> **Task details**: Report the number of lines in the entries below that include the word "title", and nothing else.

Dataset rows for apps and sites
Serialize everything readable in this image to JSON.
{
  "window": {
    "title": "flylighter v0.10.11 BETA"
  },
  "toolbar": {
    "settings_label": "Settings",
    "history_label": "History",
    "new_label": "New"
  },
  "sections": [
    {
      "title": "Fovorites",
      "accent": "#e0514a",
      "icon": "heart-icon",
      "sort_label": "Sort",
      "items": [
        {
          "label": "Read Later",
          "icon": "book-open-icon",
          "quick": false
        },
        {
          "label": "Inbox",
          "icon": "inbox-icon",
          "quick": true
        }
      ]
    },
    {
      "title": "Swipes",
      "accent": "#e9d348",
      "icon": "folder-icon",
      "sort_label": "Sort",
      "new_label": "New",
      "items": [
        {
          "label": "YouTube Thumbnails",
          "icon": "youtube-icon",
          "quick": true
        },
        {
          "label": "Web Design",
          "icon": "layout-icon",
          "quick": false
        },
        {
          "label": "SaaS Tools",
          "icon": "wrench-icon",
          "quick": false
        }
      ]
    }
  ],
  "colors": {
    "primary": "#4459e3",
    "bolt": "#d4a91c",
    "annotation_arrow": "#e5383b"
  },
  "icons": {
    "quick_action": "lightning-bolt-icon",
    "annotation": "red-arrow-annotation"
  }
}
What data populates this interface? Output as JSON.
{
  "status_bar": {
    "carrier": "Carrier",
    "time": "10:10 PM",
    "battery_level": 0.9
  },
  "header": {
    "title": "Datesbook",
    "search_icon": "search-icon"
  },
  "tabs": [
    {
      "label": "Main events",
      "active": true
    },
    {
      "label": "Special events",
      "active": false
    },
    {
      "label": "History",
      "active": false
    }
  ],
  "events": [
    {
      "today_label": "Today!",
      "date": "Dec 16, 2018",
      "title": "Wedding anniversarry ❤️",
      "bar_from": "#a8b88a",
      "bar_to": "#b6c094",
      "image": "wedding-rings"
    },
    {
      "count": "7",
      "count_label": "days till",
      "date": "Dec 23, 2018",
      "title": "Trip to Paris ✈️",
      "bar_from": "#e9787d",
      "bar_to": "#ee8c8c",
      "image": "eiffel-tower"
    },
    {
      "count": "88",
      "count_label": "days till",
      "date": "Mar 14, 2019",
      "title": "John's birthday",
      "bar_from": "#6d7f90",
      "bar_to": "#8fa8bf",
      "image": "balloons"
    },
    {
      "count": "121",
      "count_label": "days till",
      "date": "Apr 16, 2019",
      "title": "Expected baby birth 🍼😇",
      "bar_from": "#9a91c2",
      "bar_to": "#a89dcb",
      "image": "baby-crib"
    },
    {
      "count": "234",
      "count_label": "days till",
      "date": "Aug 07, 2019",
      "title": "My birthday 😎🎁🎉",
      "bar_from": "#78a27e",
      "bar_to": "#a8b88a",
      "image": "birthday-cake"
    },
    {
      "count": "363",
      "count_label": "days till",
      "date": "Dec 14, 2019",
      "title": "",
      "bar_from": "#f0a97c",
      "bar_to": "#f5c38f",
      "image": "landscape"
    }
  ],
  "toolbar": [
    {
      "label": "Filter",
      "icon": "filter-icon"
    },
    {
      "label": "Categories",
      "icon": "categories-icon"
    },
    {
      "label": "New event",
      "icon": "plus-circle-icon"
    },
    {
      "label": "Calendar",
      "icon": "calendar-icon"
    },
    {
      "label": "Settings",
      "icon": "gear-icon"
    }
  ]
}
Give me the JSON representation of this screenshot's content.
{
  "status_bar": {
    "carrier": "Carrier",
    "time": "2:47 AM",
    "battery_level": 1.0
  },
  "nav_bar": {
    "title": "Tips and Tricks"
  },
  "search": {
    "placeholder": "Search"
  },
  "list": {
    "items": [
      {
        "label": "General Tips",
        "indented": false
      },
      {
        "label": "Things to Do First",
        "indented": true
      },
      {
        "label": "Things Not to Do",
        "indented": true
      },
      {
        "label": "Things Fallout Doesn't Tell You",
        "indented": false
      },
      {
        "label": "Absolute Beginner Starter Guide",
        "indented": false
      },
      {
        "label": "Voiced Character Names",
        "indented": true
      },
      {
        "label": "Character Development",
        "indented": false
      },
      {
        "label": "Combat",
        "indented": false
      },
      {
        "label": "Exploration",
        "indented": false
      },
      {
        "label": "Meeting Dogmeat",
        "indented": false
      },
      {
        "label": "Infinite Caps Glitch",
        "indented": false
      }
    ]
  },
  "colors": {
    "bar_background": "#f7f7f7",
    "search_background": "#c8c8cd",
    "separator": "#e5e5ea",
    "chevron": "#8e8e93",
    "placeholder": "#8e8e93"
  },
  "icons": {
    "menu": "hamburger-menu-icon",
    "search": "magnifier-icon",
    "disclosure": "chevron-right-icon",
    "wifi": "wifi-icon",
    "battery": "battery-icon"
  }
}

> **Answer for the task**: 11